• ASSIGNED TASK: Exact copy, no pictures: repeat the data that follows.

● ● ● ● ● ● ●

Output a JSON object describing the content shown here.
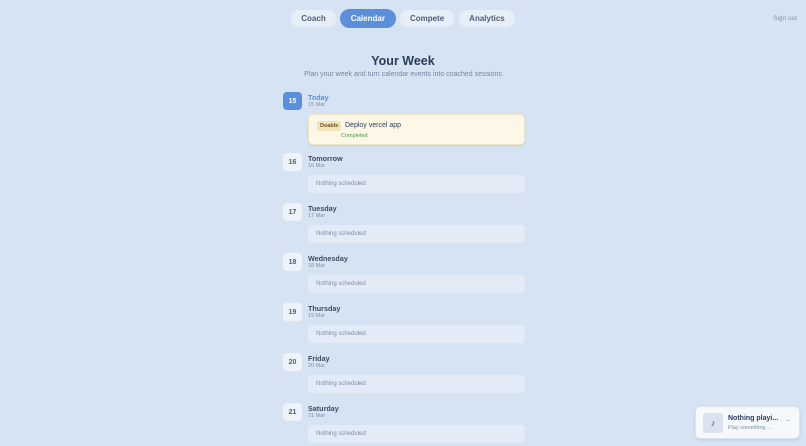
{
  "nav": {
    "tabs": [
      {
        "label": "Coach"
      },
      {
        "label": "Calendar"
      },
      {
        "label": "Compete"
      },
      {
        "label": "Analytics"
      }
    ],
    "active": "Calendar",
    "sign_out": "Sign out"
  },
  "header": {
    "title": "Your Week",
    "subtitle": "Plan your week and turn calendar events into coached sessions"
  },
  "days": [
    {
      "num": "15",
      "name": "Today",
      "date": "15 Mar",
      "task": {
        "tag": "Doable",
        "title": "Deploy vercel app",
        "status": "Completed"
      }
    },
    {
      "num": "16",
      "name": "Tomorrow",
      "date": "16 Mar",
      "empty": "Nothing scheduled"
    },
    {
      "num": "17",
      "name": "Tuesday",
      "date": "17 Mar",
      "empty": "Nothing scheduled"
    },
    {
      "num": "18",
      "name": "Wednesday",
      "date": "18 Mar",
      "empty": "Nothing scheduled"
    },
    {
      "num": "19",
      "name": "Thursday",
      "date": "19 Mar",
      "empty": "Nothing scheduled"
    },
    {
      "num": "20",
      "name": "Friday",
      "date": "20 Mar",
      "empty": "Nothing scheduled"
    },
    {
      "num": "21",
      "name": "Saturday",
      "date": "21 Mar",
      "empty": "Nothing scheduled"
    }
  ],
  "player": {
    "title": "Nothing playi...",
    "subtitle": "Play something ...",
    "art_icon": "music-note-icon",
    "minimize_icon": "minimize-icon"
  },
  "colors": {
    "background": "#d5e3f2",
    "accent": "#5b8fdc",
    "completed": "#4a9a4a",
    "task_card": "#fdf7e8"
  }
}
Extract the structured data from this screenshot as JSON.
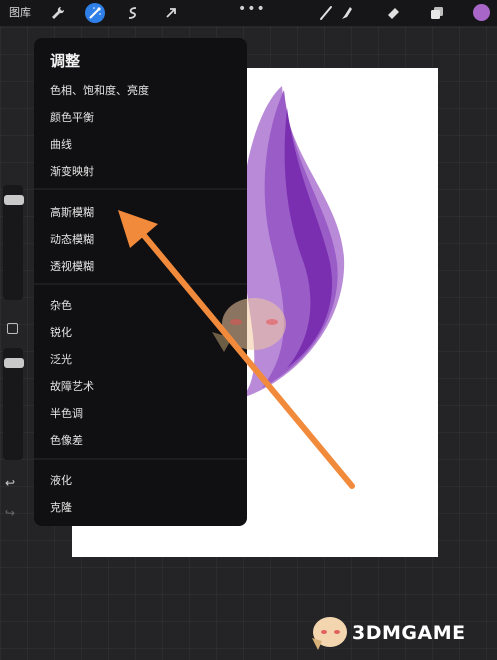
{
  "topbar": {
    "gallery_label": "图库",
    "more_label": "•••",
    "tools": [
      "wrench-icon",
      "magic-wand-icon",
      "selection-icon",
      "transform-icon",
      "brush-icon",
      "smudge-icon",
      "eraser-icon",
      "layers-icon"
    ],
    "active_color": "#a866c9",
    "active_tool_color": "#2f7fe8"
  },
  "menu": {
    "title": "调整",
    "groups": [
      [
        "色相、饱和度、亮度",
        "颜色平衡",
        "曲线",
        "渐变映射"
      ],
      [
        "高斯模糊",
        "动态模糊",
        "透视模糊"
      ],
      [
        "杂色",
        "锐化",
        "泛光",
        "故障艺术",
        "半色调",
        "色像差"
      ],
      [
        "液化",
        "克隆"
      ]
    ]
  },
  "sidebar": {
    "undo": "↩",
    "redo": "↪"
  },
  "watermark": {
    "text": "3DMGAME"
  },
  "colors": {
    "flame_light": "#b98ad8",
    "flame_mid": "#9a5cc7",
    "flame_dark": "#7a2fb0",
    "annotation_arrow": "#f28a3c"
  }
}
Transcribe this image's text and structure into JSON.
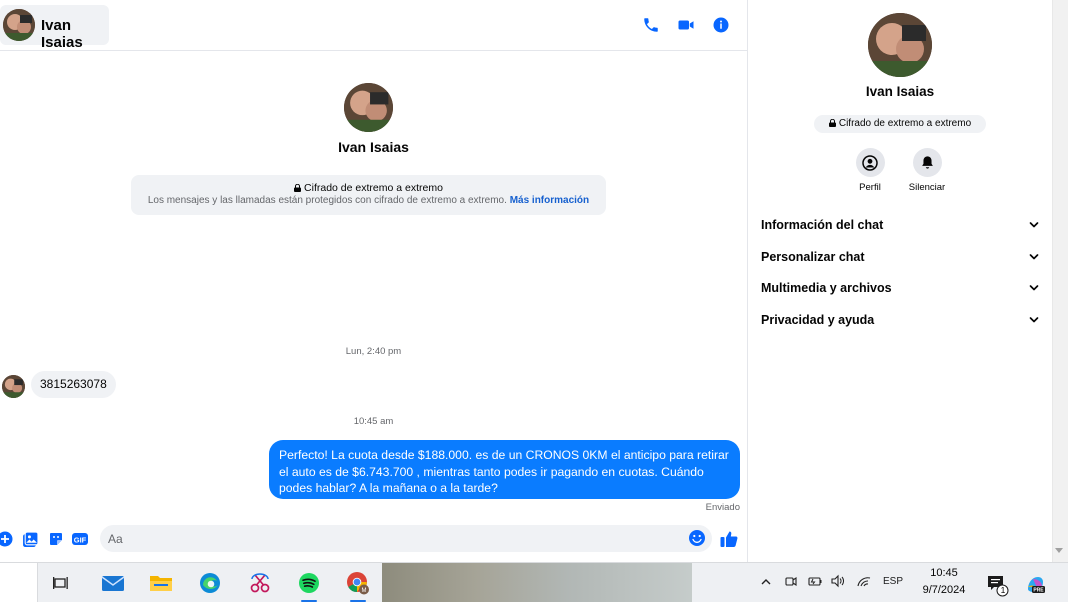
{
  "header": {
    "user_name": "Ivan Isaias",
    "icons": [
      "phone-icon",
      "video-icon",
      "info-icon"
    ]
  },
  "intro": {
    "name": "Ivan Isaias",
    "e2e_title": "Cifrado de extremo a extremo",
    "e2e_desc": "Los mensajes y las llamadas están protegidos con cifrado de extremo a extremo.",
    "e2e_link": "Más información"
  },
  "messages": [
    {
      "type": "timestamp",
      "text": "Lun, 2:40 pm"
    },
    {
      "type": "incoming",
      "text": "3815263078"
    },
    {
      "type": "timestamp",
      "text": "10:45 am"
    },
    {
      "type": "outgoing",
      "text": "Perfecto! La cuota desde $188.000. es de un CRONOS 0KM el anticipo para retirar el auto es de $6.743.700 , mientras tanto podes ir pagando en cuotas. Cuándo podes hablar? A la mañana o a la tarde?"
    }
  ],
  "message_status": "Enviado",
  "composer": {
    "placeholder": "Aa"
  },
  "right_panel": {
    "name": "Ivan Isaias",
    "e2e_label": "Cifrado de extremo a extremo",
    "actions": [
      {
        "label": "Perfil",
        "icon": "profile-icon"
      },
      {
        "label": "Silenciar",
        "icon": "bell-icon"
      }
    ],
    "sections": [
      "Información del chat",
      "Personalizar chat",
      "Multimedia y archivos",
      "Privacidad y ayuda"
    ]
  },
  "taskbar": {
    "apps": [
      "task-view-icon",
      "mail-icon",
      "file-explorer-icon",
      "edge-icon",
      "snipping-tool-icon",
      "spotify-icon",
      "chrome-icon"
    ],
    "language": "ESP",
    "time": "10:45",
    "date": "9/7/2024",
    "notification_count": "1"
  },
  "colors": {
    "accent": "#0a7cff",
    "icon_blue": "#0866ff",
    "bubble_gray": "#f0f2f5"
  }
}
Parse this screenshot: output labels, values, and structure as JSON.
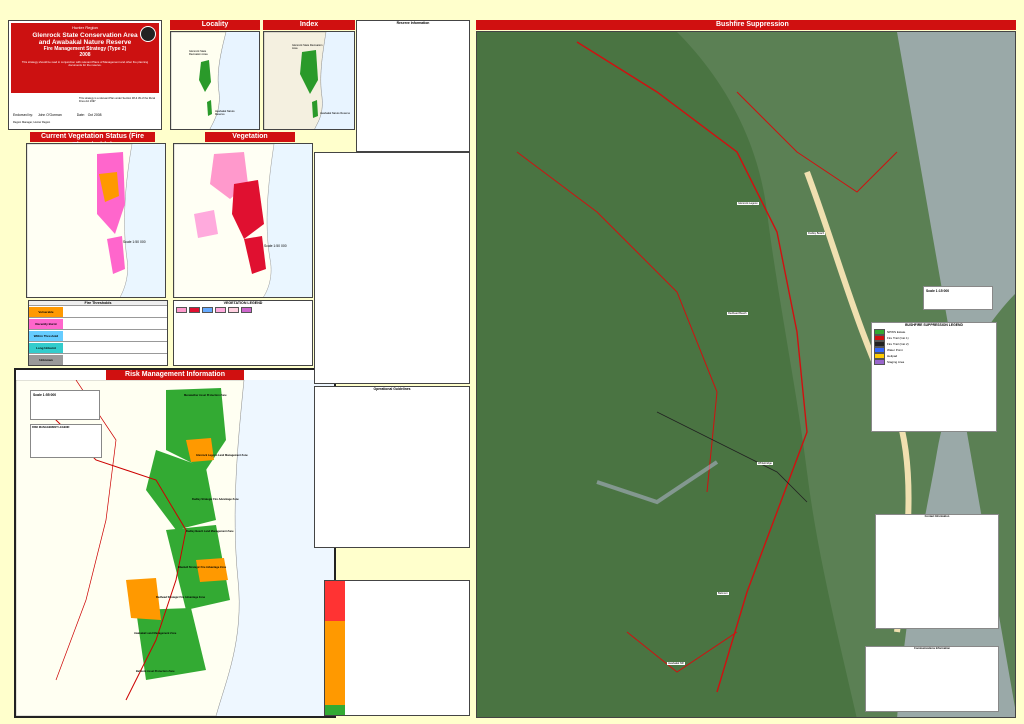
{
  "title_block": {
    "region": "Hunter Region",
    "park_name_1": "Glenrock State Conservation Area",
    "park_name_2": "and Awabakal Nature Reserve",
    "strategy": "Fire Management Strategy (Type 2)",
    "year": "2008",
    "notice": "This strategy should be read in conjunction with relevant Plans of Management and other fire planning documents for the reserve.",
    "approved_line": "This strategy is a relevant Plan under Section 38 & 39 of the Rural Fires Act 1997",
    "endorsed_label": "Endorsed by:",
    "endorsed_by": "John O'Gorman",
    "date_label": "Date:",
    "date": "Oct 2008",
    "role": "Region Manager, Hunter Region"
  },
  "locality": {
    "title": "Locality",
    "label_a": "Glenrock State Recreation Area",
    "label_b": "Awabakal Nature Reserve"
  },
  "index": {
    "title": "Index",
    "label_a": "Glenrock State Recreation Area",
    "label_b": "Awabakal Nature Reserve"
  },
  "vegetation_status": {
    "title": "Current Vegetation Status (Fire Thresholds)",
    "scale": "Scale 1:50 000"
  },
  "vegetation": {
    "title": "Vegetation",
    "scale": "Scale 1:50 000",
    "legend_title": "VEGETATION LEGEND"
  },
  "fire_thresholds": {
    "title": "Fire Thresholds",
    "rows": [
      {
        "name": "Vulnerable",
        "color": "#ff9900"
      },
      {
        "name": "Recently Burnt",
        "color": "#ff66cc"
      },
      {
        "name": "Within Threshold",
        "color": "#66ccff"
      },
      {
        "name": "Long Unburnt",
        "color": "#33cccc"
      },
      {
        "name": "Unknown",
        "color": "#999999"
      }
    ]
  },
  "risk": {
    "title": "Risk Management Information",
    "scale": "Scale 1:55 000",
    "legend_title": "RISK MANAGEMENT LEGEND",
    "zones": [
      "Merewether Asset Protection Zone",
      "Glenrock Lagoon Land Management Zone",
      "Dudley Strategic Fire Advantage Zone",
      "Dudley Beach Land Management Zone",
      "Bluebell Strategic Fire Advantage Zone",
      "Redhead Strategic Fire Advantage Zone",
      "Awabakal Land Management Zone",
      "Belmont Asset Protection Zone"
    ]
  },
  "bushfire": {
    "title": "Bushfire Suppression",
    "scale": "Scale 1:15 000",
    "legend_title": "BUSHFIRE SUPPRESSION LEGEND",
    "place_labels": [
      "Glenrock Lagoon",
      "Dudley Beach",
      "Redhead Beach",
      "Awabakal NR",
      "Whitebridge",
      "Belmont"
    ],
    "legend_items": [
      "NPWS Estate",
      "Fire Trail (Cat 1)",
      "Fire Trail (Cat 2)",
      "Water Point",
      "Helipad",
      "Staging Area"
    ]
  },
  "info_tables": {
    "reserve_title": "Reserve Information",
    "operational_title": "Operational Guidelines",
    "contacts_title": "Contact Information",
    "comms_title": "Communications Information"
  },
  "colors": {
    "banner": "#d01010",
    "park_green": "#33aa33",
    "orange_zone": "#ff9900",
    "trail": "#cc0000"
  }
}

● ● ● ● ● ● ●

• RESPONSE:
Output a JSON object describing the content shown here.
{
  "nav": {
    "tabs": [
      {
        "label": "Coach"
      },
      {
        "label": "Calendar"
      },
      {
        "label": "Compete"
      },
      {
        "label": "Analytics"
      }
    ],
    "active": "Calendar",
    "sign_out": "Sign out"
  },
  "header": {
    "title": "Your Week",
    "subtitle": "Plan your week and turn calendar events into coached sessions"
  },
  "days": [
    {
      "num": "15",
      "name": "Today",
      "date": "15 Mar",
      "task": {
        "tag": "Doable",
        "title": "Deploy vercel app",
        "status": "Completed"
      }
    },
    {
      "num": "16",
      "name": "Tomorrow",
      "date": "16 Mar",
      "empty": "Nothing scheduled"
    },
    {
      "num": "17",
      "name": "Tuesday",
      "date": "17 Mar",
      "empty": "Nothing scheduled"
    },
    {
      "num": "18",
      "name": "Wednesday",
      "date": "18 Mar",
      "empty": "Nothing scheduled"
    },
    {
      "num": "19",
      "name": "Thursday",
      "date": "19 Mar",
      "empty": "Nothing scheduled"
    },
    {
      "num": "20",
      "name": "Friday",
      "date": "20 Mar",
      "empty": "Nothing scheduled"
    },
    {
      "num": "21",
      "name": "Saturday",
      "date": "21 Mar",
      "empty": "Nothing scheduled"
    }
  ],
  "player": {
    "title": "Nothing playi...",
    "subtitle": "Play something ...",
    "art_icon": "music-note-icon",
    "minimize_icon": "minimize-icon"
  },
  "colors": {
    "background": "#d5e3f2",
    "accent": "#5b8fdc",
    "completed": "#4a9a4a",
    "task_card": "#fdf7e8"
  }
}
Extract the structured data from this screenshot as JSON.
{
  "topbar": {
    "gallery_label": "图库",
    "more_label": "•••",
    "tools": [
      "wrench-icon",
      "magic-wand-icon",
      "selection-icon",
      "transform-icon",
      "brush-icon",
      "smudge-icon",
      "eraser-icon",
      "layers-icon"
    ],
    "active_color": "#a866c9",
    "active_tool_color": "#2f7fe8"
  },
  "menu": {
    "title": "调整",
    "groups": [
      [
        "色相、饱和度、亮度",
        "颜色平衡",
        "曲线",
        "渐变映射"
      ],
      [
        "高斯模糊",
        "动态模糊",
        "透视模糊"
      ],
      [
        "杂色",
        "锐化",
        "泛光",
        "故障艺术",
        "半色调",
        "色像差"
      ],
      [
        "液化",
        "克隆"
      ]
    ]
  },
  "sidebar": {
    "undo": "↩",
    "redo": "↪"
  },
  "watermark": {
    "text": "3DMGAME"
  },
  "colors": {
    "flame_light": "#b98ad8",
    "flame_mid": "#9a5cc7",
    "flame_dark": "#7a2fb0",
    "annotation_arrow": "#f28a3c"
  }
}
Transcribe this image's text and structure into JSON.
{
  "header": {
    "user_name": "Ivan Isaias",
    "icons": [
      "phone-icon",
      "video-icon",
      "info-icon"
    ]
  },
  "intro": {
    "name": "Ivan Isaias",
    "e2e_title": "Cifrado de extremo a extremo",
    "e2e_desc": "Los mensajes y las llamadas están protegidos con cifrado de extremo a extremo.",
    "e2e_link": "Más información"
  },
  "messages": [
    {
      "type": "timestamp",
      "text": "Lun, 2:40 pm"
    },
    {
      "type": "incoming",
      "text": "3815263078"
    },
    {
      "type": "timestamp",
      "text": "10:45 am"
    },
    {
      "type": "outgoing",
      "text": "Perfecto! La cuota desde $188.000. es de un CRONOS 0KM el anticipo para retirar el auto es de $6.743.700 , mientras tanto podes ir pagando en cuotas. Cuándo podes hablar? A la mañana o a la tarde?"
    }
  ],
  "message_status": "Enviado",
  "composer": {
    "placeholder": "Aa"
  },
  "right_panel": {
    "name": "Ivan Isaias",
    "e2e_label": "Cifrado de extremo a extremo",
    "actions": [
      {
        "label": "Perfil",
        "icon": "profile-icon"
      },
      {
        "label": "Silenciar",
        "icon": "bell-icon"
      }
    ],
    "sections": [
      "Información del chat",
      "Personalizar chat",
      "Multimedia y archivos",
      "Privacidad y ayuda"
    ]
  },
  "taskbar": {
    "apps": [
      "task-view-icon",
      "mail-icon",
      "file-explorer-icon",
      "edge-icon",
      "snipping-tool-icon",
      "spotify-icon",
      "chrome-icon"
    ],
    "language": "ESP",
    "time": "10:45",
    "date": "9/7/2024",
    "notification_count": "1"
  },
  "colors": {
    "accent": "#0a7cff",
    "icon_blue": "#0866ff",
    "bubble_gray": "#f0f2f5"
  }
}
Parse this screenshot: output labels, values, and structure as JSON.
{
  "title_block": {
    "region": "Hunter Region",
    "park_name_1": "Glenrock State Conservation Area",
    "park_name_2": "and Awabakal Nature Reserve",
    "strategy": "Fire Management Strategy (Type 2)",
    "year": "2008",
    "notice": "This strategy should be read in conjunction with relevant Plans of Management and other fire planning documents for the reserve.",
    "approved_line": "This strategy is a relevant Plan under Section 38 & 39 of the Rural Fires Act 1997",
    "endorsed_label": "Endorsed by:",
    "endorsed_by": "John O'Gorman",
    "date_label": "Date:",
    "date": "Oct 2008",
    "role": "Region Manager, Hunter Region"
  },
  "locality": {
    "title": "Locality",
    "label_a": "Glenrock State Recreation Area",
    "label_b": "Awabakal Nature Reserve"
  },
  "index": {
    "title": "Index",
    "label_a": "Glenrock State Recreation Area",
    "label_b": "Awabakal Nature Reserve"
  },
  "vegetation_status": {
    "title": "Current Vegetation Status (Fire Thresholds)",
    "scale": "Scale 1:50 000"
  },
  "vegetation": {
    "title": "Vegetation",
    "scale": "Scale 1:50 000",
    "legend_title": "VEGETATION LEGEND"
  },
  "fire_thresholds": {
    "title": "Fire Thresholds",
    "rows": [
      {
        "name": "Vulnerable",
        "color": "#ff9900"
      },
      {
        "name": "Recently Burnt",
        "color": "#ff66cc"
      },
      {
        "name": "Within Threshold",
        "color": "#66ccff"
      },
      {
        "name": "Long Unburnt",
        "color": "#33cccc"
      },
      {
        "name": "Unknown",
        "color": "#999999"
      }
    ]
  },
  "risk": {
    "title": "Risk Management Information",
    "scale": "Scale 1:55 000",
    "legend_title": "RISK MANAGEMENT LEGEND",
    "zones": [
      "Merewether Asset Protection Zone",
      "Glenrock Lagoon Land Management Zone",
      "Dudley Strategic Fire Advantage Zone",
      "Dudley Beach Land Management Zone",
      "Bluebell Strategic Fire Advantage Zone",
      "Redhead Strategic Fire Advantage Zone",
      "Awabakal Land Management Zone",
      "Belmont Asset Protection Zone"
    ]
  },
  "bushfire": {
    "title": "Bushfire Suppression",
    "scale": "Scale 1:15 000",
    "legend_title": "BUSHFIRE SUPPRESSION LEGEND",
    "place_labels": [
      "Glenrock Lagoon",
      "Dudley Beach",
      "Redhead Beach",
      "Awabakal NR",
      "Whitebridge",
      "Belmont"
    ],
    "legend_items": [
      "NPWS Estate",
      "Fire Trail (Cat 1)",
      "Fire Trail (Cat 2)",
      "Water Point",
      "Helipad",
      "Staging Area"
    ]
  },
  "info_tables": {
    "reserve_title": "Reserve Information",
    "operational_title": "Operational Guidelines",
    "contacts_title": "Contact Information",
    "comms_title": "Communications Information"
  },
  "colors": {
    "banner": "#d01010",
    "park_green": "#33aa33",
    "orange_zone": "#ff9900",
    "trail": "#cc0000"
  }
}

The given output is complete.